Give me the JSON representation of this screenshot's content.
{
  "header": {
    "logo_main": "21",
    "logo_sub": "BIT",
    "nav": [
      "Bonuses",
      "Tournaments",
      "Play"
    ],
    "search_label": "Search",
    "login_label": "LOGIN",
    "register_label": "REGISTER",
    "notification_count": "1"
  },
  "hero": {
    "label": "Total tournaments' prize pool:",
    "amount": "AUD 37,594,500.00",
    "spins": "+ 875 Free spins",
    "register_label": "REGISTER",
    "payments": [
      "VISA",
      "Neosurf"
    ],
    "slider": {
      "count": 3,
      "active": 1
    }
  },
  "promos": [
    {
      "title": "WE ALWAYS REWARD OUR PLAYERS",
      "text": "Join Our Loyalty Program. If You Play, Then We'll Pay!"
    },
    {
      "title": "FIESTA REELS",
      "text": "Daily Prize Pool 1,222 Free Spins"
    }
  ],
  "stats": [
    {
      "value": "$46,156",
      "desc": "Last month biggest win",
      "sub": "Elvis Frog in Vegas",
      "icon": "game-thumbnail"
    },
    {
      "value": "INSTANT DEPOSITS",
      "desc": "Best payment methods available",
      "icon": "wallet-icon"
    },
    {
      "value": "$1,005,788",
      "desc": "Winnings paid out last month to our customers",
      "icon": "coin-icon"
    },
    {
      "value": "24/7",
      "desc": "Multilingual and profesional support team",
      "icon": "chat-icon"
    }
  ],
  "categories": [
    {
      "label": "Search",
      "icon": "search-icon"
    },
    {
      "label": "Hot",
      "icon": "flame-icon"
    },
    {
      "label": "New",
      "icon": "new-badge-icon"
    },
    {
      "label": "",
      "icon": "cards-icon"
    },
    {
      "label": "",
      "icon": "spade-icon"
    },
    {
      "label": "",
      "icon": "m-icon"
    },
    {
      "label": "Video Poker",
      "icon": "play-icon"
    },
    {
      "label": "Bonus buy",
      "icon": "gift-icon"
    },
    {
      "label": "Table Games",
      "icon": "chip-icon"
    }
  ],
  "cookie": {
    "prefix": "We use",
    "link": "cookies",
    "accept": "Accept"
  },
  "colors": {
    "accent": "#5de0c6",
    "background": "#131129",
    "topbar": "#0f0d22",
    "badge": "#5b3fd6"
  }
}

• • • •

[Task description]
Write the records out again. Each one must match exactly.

[Task solution]
Give me the JSON representation of this screenshot's content.
{
  "header": {
    "logo_main": "21",
    "logo_sub": "BIT",
    "nav": [
      "Bonuses",
      "Tournaments",
      "Play"
    ],
    "search_label": "Search",
    "login_label": "LOGIN",
    "register_label": "REGISTER",
    "notification_count": "1"
  },
  "hero": {
    "label": "Total tournaments' prize pool:",
    "amount": "AUD 37,594,500.00",
    "spins": "+ 875 Free spins",
    "register_label": "REGISTER",
    "payments": [
      "VISA",
      "Neosurf"
    ],
    "slider": {
      "count": 3,
      "active": 1
    }
  },
  "promos": [
    {
      "title": "WE ALWAYS REWARD OUR PLAYERS",
      "text": "Join Our Loyalty Program. If You Play, Then We'll Pay!"
    },
    {
      "title": "FIESTA REELS",
      "text": "Daily Prize Pool 1,222 Free Spins"
    }
  ],
  "stats": [
    {
      "value": "$46,156",
      "desc": "Last month biggest win",
      "sub": "Elvis Frog in Vegas",
      "icon": "game-thumbnail"
    },
    {
      "value": "INSTANT DEPOSITS",
      "desc": "Best payment methods available",
      "icon": "wallet-icon"
    },
    {
      "value": "$1,005,788",
      "desc": "Winnings paid out last month to our customers",
      "icon": "coin-icon"
    },
    {
      "value": "24/7",
      "desc": "Multilingual and profesional support team",
      "icon": "chat-icon"
    }
  ],
  "categories": [
    {
      "label": "Search",
      "icon": "search-icon"
    },
    {
      "label": "Hot",
      "icon": "flame-icon"
    },
    {
      "label": "New",
      "icon": "new-badge-icon"
    },
    {
      "label": "",
      "icon": "cards-icon"
    },
    {
      "label": "",
      "icon": "spade-icon"
    },
    {
      "label": "",
      "icon": "m-icon"
    },
    {
      "label": "Video Poker",
      "icon": "play-icon"
    },
    {
      "label": "Bonus buy",
      "icon": "gift-icon"
    },
    {
      "label": "Table Games",
      "icon": "chip-icon"
    }
  ],
  "cookie": {
    "prefix": "We use",
    "link": "cookies",
    "accept": "Accept"
  },
  "colors": {
    "accent": "#5de0c6",
    "background": "#131129",
    "topbar": "#0f0d22",
    "badge": "#5b3fd6"
  }
}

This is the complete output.